The answer must be every line of the records below that holds the word "content".

^^^^^^^^

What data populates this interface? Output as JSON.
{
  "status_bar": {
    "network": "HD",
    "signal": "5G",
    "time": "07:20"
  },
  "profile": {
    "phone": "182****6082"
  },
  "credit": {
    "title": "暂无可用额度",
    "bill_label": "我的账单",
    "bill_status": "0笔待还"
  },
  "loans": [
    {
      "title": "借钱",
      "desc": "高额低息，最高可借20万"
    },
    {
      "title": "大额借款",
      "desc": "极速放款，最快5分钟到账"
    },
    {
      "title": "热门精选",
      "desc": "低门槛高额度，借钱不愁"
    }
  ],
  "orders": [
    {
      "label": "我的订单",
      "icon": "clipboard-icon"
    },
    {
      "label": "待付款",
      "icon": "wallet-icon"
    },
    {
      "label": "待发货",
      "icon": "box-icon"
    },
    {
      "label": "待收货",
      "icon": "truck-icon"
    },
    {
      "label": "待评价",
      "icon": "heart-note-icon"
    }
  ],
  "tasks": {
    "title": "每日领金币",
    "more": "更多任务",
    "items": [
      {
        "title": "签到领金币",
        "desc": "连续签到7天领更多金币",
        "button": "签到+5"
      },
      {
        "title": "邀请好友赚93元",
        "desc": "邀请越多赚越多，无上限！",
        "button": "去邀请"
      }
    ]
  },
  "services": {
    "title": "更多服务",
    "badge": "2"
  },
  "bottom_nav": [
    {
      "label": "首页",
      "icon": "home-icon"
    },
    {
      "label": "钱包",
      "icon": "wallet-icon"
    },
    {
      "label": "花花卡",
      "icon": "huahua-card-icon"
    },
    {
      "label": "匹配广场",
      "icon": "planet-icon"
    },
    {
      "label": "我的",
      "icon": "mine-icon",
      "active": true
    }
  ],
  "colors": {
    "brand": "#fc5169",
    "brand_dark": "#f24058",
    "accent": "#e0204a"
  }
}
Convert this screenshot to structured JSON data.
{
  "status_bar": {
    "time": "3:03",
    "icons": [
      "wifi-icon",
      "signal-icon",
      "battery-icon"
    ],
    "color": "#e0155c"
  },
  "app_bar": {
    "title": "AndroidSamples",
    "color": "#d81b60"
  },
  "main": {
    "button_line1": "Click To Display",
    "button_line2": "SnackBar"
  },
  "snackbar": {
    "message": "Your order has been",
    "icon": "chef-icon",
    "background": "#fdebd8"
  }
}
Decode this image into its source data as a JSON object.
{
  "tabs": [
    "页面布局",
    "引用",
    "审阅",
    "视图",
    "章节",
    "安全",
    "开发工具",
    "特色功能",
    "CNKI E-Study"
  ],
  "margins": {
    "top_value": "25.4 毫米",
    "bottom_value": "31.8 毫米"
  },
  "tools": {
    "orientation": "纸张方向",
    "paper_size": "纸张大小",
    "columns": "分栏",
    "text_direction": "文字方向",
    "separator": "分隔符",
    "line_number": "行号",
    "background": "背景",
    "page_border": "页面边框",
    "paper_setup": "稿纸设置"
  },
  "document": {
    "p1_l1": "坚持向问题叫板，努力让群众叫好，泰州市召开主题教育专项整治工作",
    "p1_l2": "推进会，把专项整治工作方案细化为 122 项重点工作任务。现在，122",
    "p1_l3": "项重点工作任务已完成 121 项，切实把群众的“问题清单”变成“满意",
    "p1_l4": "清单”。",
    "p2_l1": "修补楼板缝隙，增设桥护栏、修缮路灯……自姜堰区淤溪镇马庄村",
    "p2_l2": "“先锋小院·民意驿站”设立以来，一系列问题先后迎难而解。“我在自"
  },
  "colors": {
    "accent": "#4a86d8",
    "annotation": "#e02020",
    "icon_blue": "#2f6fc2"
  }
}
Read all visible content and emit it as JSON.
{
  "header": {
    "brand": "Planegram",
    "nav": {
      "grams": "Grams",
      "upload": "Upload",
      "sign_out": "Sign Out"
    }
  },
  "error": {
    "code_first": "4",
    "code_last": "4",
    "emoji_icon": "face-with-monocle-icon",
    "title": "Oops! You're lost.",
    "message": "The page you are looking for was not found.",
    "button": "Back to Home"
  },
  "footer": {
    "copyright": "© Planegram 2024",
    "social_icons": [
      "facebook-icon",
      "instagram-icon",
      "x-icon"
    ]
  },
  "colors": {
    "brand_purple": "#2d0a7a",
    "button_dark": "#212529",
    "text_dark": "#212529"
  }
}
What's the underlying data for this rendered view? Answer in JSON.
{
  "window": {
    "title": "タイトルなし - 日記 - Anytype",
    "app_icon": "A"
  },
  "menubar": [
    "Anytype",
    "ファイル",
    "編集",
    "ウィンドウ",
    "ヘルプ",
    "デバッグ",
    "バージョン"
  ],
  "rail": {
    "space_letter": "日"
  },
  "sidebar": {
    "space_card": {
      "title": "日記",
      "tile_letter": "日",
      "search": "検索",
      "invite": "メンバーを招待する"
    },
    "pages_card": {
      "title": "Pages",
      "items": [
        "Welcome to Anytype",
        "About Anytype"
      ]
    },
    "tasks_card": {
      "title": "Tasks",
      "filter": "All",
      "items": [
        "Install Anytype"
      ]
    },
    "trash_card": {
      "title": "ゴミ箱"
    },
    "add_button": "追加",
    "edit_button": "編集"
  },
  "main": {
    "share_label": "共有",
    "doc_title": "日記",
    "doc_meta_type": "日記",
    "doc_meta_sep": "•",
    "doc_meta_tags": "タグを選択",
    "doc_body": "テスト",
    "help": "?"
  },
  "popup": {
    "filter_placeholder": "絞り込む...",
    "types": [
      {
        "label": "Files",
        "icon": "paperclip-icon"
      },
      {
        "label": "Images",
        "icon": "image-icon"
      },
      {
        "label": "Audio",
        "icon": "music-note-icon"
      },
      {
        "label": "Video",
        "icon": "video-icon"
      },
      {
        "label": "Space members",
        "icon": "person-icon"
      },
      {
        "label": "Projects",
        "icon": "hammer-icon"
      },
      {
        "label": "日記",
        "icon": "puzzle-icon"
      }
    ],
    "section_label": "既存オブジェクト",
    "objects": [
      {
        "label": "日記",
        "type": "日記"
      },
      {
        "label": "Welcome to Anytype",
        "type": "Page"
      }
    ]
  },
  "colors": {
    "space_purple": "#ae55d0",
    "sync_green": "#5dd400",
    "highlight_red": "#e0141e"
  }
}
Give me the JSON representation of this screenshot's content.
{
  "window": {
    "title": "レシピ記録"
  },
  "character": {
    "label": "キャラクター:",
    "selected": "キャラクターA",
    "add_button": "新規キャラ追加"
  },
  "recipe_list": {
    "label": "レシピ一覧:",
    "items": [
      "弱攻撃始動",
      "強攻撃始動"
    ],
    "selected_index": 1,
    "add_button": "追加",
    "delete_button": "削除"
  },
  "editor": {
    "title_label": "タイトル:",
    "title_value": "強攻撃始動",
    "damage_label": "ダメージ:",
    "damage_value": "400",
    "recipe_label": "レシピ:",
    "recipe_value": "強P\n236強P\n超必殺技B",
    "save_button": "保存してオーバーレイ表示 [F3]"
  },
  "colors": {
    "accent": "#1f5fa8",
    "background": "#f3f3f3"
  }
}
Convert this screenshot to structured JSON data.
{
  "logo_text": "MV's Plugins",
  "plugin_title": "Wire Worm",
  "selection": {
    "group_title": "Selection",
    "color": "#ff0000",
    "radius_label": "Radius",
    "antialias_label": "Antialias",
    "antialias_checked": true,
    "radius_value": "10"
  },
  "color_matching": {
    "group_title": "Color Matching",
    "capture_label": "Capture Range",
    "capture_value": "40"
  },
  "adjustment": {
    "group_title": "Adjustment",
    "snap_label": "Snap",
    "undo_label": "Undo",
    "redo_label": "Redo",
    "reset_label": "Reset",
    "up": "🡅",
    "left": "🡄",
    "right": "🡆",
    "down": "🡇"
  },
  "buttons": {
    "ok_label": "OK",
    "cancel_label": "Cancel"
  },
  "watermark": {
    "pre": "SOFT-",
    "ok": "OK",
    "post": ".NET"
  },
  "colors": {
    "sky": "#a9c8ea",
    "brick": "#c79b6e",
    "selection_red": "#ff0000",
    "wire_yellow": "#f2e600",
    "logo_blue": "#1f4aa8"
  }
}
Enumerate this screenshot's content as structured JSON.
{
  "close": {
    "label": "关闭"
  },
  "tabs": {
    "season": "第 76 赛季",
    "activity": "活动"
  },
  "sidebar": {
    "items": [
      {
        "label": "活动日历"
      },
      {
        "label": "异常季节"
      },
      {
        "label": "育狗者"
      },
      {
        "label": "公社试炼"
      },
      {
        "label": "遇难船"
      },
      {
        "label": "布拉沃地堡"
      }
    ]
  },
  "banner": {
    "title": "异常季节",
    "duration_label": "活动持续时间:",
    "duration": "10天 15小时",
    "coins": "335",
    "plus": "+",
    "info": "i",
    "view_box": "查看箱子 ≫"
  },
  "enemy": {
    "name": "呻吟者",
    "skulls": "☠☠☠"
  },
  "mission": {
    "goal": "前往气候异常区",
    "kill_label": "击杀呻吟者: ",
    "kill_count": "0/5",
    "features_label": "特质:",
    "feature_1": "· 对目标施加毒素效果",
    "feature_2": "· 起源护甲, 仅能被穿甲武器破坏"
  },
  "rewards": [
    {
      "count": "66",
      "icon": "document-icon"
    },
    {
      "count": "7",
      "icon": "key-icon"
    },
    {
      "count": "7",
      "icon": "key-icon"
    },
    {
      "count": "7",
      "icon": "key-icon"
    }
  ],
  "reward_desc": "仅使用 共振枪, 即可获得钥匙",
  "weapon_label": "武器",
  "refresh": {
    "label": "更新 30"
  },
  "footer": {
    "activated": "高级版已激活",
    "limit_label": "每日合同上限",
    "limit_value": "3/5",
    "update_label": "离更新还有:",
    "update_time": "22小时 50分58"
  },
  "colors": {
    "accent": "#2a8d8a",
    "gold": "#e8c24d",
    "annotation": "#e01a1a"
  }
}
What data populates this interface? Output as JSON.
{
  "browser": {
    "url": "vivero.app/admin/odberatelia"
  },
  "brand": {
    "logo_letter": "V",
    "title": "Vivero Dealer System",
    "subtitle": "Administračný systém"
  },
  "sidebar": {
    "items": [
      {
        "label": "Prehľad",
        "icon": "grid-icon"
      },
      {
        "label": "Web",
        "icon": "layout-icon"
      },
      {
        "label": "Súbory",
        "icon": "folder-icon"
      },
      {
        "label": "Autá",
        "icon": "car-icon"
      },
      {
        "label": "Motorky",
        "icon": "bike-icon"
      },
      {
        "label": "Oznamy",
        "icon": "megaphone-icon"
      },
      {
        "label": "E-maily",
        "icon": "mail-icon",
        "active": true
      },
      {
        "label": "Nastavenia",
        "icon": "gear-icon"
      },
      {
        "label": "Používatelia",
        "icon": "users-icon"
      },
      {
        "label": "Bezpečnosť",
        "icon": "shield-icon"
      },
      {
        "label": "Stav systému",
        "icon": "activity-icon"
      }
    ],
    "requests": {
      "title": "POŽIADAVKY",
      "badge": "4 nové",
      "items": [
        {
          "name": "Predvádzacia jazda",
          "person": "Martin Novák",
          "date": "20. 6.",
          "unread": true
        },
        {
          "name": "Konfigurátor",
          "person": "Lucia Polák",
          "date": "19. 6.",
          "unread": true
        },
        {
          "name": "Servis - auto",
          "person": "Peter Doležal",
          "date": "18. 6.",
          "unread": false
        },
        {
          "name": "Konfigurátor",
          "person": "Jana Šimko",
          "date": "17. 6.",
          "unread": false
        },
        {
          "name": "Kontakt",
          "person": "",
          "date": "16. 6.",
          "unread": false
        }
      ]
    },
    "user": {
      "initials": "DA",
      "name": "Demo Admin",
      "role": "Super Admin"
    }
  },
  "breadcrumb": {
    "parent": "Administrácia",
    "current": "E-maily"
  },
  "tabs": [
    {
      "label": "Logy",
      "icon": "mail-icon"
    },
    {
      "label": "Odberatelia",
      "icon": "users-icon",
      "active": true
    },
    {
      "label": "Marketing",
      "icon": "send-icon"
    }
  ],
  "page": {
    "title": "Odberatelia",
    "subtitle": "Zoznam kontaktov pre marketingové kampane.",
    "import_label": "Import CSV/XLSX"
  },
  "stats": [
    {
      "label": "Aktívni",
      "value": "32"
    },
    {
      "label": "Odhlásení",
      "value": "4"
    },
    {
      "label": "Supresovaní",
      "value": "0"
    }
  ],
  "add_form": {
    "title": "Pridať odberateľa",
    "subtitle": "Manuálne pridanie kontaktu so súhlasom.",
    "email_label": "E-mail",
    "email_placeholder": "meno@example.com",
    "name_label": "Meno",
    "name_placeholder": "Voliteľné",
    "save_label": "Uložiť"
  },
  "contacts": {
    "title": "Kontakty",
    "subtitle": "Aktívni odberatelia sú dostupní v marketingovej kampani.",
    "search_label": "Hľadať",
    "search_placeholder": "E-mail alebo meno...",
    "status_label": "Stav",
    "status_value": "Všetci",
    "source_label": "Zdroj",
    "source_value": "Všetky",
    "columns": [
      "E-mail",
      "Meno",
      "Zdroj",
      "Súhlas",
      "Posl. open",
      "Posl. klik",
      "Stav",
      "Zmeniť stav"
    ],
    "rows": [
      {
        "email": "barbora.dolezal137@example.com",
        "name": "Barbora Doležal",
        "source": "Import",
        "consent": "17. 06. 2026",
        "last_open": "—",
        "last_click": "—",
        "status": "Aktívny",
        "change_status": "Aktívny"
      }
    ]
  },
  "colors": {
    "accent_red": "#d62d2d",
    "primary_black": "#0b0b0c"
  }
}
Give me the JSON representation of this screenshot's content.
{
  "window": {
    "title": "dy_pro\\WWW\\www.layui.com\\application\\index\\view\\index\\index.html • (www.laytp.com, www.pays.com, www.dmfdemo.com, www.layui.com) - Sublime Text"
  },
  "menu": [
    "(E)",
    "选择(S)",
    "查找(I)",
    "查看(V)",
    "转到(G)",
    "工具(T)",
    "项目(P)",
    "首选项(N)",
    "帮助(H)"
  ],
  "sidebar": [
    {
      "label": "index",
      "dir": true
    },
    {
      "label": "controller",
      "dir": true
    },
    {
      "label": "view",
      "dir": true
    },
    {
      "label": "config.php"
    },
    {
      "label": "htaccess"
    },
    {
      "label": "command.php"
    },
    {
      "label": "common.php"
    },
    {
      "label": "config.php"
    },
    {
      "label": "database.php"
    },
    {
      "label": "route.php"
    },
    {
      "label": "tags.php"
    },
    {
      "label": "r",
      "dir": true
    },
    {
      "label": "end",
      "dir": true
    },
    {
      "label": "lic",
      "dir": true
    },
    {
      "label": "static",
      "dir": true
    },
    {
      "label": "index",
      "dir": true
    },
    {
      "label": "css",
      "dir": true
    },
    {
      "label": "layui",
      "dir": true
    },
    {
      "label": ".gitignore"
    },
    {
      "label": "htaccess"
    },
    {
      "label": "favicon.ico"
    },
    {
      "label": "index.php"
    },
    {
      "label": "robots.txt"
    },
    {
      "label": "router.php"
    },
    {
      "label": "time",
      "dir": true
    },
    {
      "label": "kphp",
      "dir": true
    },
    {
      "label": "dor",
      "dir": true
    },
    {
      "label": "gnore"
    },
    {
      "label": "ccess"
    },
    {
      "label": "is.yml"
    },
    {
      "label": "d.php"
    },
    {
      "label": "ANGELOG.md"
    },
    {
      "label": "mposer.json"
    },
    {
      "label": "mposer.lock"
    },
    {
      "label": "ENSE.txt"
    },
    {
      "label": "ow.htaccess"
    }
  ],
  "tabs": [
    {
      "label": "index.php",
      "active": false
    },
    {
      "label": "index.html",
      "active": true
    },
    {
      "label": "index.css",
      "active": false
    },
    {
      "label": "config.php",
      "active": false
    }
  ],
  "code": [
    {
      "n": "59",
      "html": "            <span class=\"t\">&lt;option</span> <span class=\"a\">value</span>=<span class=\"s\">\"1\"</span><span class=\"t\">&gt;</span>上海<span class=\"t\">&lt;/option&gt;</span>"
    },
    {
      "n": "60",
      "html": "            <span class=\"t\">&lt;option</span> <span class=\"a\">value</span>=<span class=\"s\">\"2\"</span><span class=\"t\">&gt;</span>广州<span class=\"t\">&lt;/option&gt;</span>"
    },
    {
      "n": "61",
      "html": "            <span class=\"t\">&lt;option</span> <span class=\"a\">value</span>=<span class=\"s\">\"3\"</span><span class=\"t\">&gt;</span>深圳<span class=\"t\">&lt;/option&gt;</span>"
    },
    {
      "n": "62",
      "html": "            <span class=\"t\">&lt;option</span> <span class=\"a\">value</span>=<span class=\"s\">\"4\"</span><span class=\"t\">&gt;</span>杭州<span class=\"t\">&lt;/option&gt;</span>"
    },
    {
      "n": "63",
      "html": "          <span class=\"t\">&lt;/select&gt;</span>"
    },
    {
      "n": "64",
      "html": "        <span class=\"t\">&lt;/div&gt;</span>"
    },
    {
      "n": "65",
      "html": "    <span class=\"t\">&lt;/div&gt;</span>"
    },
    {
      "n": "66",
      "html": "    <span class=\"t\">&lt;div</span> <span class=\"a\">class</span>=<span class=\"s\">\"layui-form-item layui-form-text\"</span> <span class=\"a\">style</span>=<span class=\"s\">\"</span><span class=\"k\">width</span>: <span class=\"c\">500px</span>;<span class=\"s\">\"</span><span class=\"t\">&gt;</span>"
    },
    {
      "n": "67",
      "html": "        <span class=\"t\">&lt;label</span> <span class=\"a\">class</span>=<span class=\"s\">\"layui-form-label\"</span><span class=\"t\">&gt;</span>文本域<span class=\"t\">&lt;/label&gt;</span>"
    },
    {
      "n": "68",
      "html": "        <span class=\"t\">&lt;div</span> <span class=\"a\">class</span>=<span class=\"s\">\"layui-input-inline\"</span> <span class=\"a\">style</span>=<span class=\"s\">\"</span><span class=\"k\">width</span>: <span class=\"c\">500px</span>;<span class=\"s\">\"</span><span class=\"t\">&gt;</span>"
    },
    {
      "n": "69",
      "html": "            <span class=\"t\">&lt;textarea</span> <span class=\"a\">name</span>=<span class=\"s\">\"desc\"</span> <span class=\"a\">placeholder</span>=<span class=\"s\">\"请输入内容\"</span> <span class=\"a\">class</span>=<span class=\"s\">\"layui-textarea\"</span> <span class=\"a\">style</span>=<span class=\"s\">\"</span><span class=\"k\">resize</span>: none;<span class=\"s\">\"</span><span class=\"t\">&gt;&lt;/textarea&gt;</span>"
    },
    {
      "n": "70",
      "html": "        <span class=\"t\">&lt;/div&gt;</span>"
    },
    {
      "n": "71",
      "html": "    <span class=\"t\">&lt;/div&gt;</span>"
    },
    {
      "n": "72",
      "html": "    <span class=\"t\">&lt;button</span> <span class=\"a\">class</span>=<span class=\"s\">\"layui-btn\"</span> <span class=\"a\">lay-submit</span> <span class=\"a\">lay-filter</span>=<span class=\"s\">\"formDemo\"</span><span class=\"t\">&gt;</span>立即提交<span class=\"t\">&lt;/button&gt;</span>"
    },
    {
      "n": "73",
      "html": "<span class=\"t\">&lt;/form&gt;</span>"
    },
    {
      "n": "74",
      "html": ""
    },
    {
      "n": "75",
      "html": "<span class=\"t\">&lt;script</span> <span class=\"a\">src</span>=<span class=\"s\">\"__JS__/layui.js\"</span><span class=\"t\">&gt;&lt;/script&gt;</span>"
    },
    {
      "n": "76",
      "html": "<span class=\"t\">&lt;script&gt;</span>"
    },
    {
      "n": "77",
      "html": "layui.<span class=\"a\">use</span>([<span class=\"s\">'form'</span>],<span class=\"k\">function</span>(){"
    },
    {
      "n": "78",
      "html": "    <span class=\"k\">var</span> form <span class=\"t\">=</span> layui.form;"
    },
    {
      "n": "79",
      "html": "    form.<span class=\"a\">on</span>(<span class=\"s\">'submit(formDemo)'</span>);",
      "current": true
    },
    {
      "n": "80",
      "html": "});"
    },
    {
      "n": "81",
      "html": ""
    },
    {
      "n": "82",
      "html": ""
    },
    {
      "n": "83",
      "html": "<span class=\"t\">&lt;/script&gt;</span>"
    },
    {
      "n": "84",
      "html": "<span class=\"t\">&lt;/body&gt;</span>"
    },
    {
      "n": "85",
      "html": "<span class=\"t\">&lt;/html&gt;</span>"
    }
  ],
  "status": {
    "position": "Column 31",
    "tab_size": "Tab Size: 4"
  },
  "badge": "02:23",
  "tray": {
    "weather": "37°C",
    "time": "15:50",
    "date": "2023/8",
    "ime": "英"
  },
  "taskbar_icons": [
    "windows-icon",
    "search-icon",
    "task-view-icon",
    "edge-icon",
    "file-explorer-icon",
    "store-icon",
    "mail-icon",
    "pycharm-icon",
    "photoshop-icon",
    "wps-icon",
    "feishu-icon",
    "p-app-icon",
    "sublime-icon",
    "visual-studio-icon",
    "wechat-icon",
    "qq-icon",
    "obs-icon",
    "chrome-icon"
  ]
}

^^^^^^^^

*Answer area*:
Read all visible content and emit it as JSON.
Give me the JSON representation of this screenshot's content.
Enumerate this screenshot's content as structured JSON.
Give me the JSON representation of this screenshot's content.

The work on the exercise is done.